With his 2009 Grammy award in hand, pianist Arturo O'Farrill can finally step out from the very long shadow cast by his father, Afro-Cuban band leader Chico O'Farrill. On Risa Negra, it can be seen how quickly Arturo's children, trumpeter Adam O'Farrill (age 14) and drummer Zachary O'Farrill (age 17)featured on one trackbegin to peer out from the safety of dad's protective gaze.
This is a family album, it's just that O'Farrill's extended family heard here come from the Caribbean, Midwest, Latin America, Russia, and India. As was heard with his father's generation, Latin jazz has the ability to swallow multinational amounts of music and make it fit into its clave. This is best demonstrated by "Table Rasa," a two-movement suite that begins el salon Cuba, with a simple parlor piano piece that evolves into a tasty Latin groove, as trumpeter Jim Seeley trades solos with flutist Cecilia Tenconi. The suite continues with "Tintal Tintal Deo" morphing into an Indian tabla feature for guest Badal Roy. The former Miles Davis alum delivers a konakol (Indian vocal percussion) solo before the band returns with a melting pot of Afro-Cuban jazz fusion.

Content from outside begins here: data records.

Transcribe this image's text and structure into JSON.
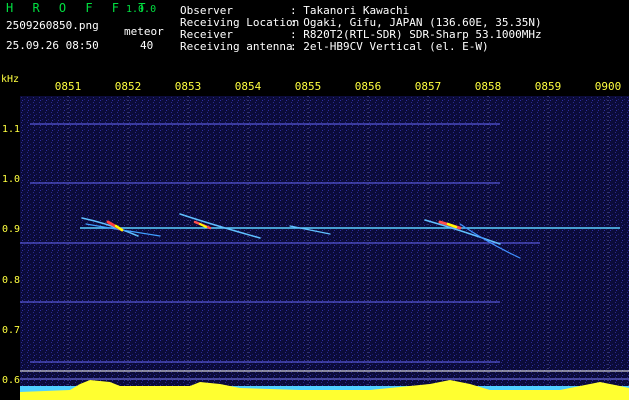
{
  "header": {
    "app_name": "H R O F F T",
    "version": "1.0.0",
    "filename": "2509260850.png",
    "timestamp": "25.09.26 08:50",
    "meteor_label": "meteor",
    "meteor_count": "40",
    "info": [
      {
        "label": "Observer",
        "value": ": Takanori Kawachi"
      },
      {
        "label": "Receiving Location",
        "value": ": Ogaki, Gifu, JAPAN (136.60E, 35.35N)"
      },
      {
        "label": "Receiver",
        "value": ": R820T2(RTL-SDR) SDR-Sharp 53.1000MHz"
      },
      {
        "label": "Receiving antenna",
        "value": ": 2el-HB9CV Vertical (el. E-W)"
      }
    ]
  },
  "axis": {
    "unit": "kHz",
    "freq_labels": [
      "1.1",
      "1.0",
      "0.9",
      "0.8",
      "0.7",
      "0.6"
    ],
    "time_labels": [
      "0851",
      "0852",
      "0853",
      "0854",
      "0855",
      "0856",
      "0857",
      "0858",
      "0859",
      "0900"
    ]
  },
  "colors": {
    "background": "#000000",
    "spectrum_bg": "#0b0b3a",
    "label_yellow": "#ffff40",
    "accent_green": "#00e040",
    "meteor_trace": "#60c0ff"
  }
}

The recording transcends classifiable music genres. Like great jazz visionaries, O'Farrill's appetite is large. The horns are concise, and chocked full of swing, evidenced by Seeley and saxophonist David Bixler tearing through "One Adam 12 Mambo" and "Ceviche." The band hits upon a bit of funk, with O'Farrill on electric piano and Boris Kozlov sporting electric bass, on "Goat Check," a hip piece of roadhouse music. Kozlov sticks with electric and trades solos with acoustic bassist Ricardo Rodriguez on "Blue State Blues," another certain crowd favorite that finds each player dropping musical quotes that become infectious, as the horn players drop nods to their swinging jazz ancestors.
Adam O'Farrill displays the family genetics on his "Crazy Chicken." The five-minute piece features a complex melody that slows down, allowing him to display some very nice playing with his brother Zachary accenting time on the skins.
Father Arturo wraps the disc up with a solo piece, "Alisonia," a honeyed and thoughtfully reflective song that displays his more mellow side. Not unlike something that could be mistaken for a Bill Evans composition, it is a fitting end to a spirited recording.
Track Listing: One Ada 12 Mambo; Goat Check; Blue State Blues; The Darkness Is My Closest Friend; No
Way Off; Crazy Chicken; Tabla Rasa : El Salon Cubano; Tabla Rasa: Tintal Tintal Deo, Ceviche; Alisonia.
Personnel: Arturo O'Farrill: piano, Fender Rhodes piano; Jim Seeley: trumpet; David Bixler: alto sax; Boris Koslov: acoustic and electric bass (1-5, 9, 10); Vince Cherico: drums (1-5, 7-10); Roland Guerrero: percussion; Ivan Renta: tenor sax (3, 6); Ricky Rodriguez: acoustic bass (3, 6-8); Alison Deane: piano (5, 7, 8); Badal Roy: tablas (8); Cecelia Tenconi: flute (7, 8); Heather Bixler: violin (8); Adam O'Farrill: trumpet (6); Zachary O'Farrill: drums (6).
I love jazz because I was born and raised here in America, and it is one of the most significant cultural contributions we have given to the world. It is an incredibly sophisticated artform that continues to challenge boundaries while delighting and engaging listeners of all different ages and backgrounds
I love jazz because I was born and raised here in America, and it is one of the most significant cultural contributions we have given to the world. It is an incredibly sophisticated artform that continues to challenge boundaries while delighting and engaging listeners of all different ages and backgrounds. I love how jazz can involve musicians who may have never met each other can coming together and making incredible music by referring to the Great American Songbook and musicians who have been playing together for years, who have a deep connection and who explore and create original music that is at the cutting edge of musical innovation in every sense. Performing jazz music requires a virtuosity and technique that only strict discipline can teach as well as a spontaneity and playfulness that reflects the simple folk roots of the music.
I was first exposed to jazz as a student in college. Only knowing I wanted to play guitar, I enrolled in an applied music program that focused on Jazz rhythm section playing. The subsequent journey that I have been on since the time that I enrolled in that class has helped me grow not only as a musician but more so as a person.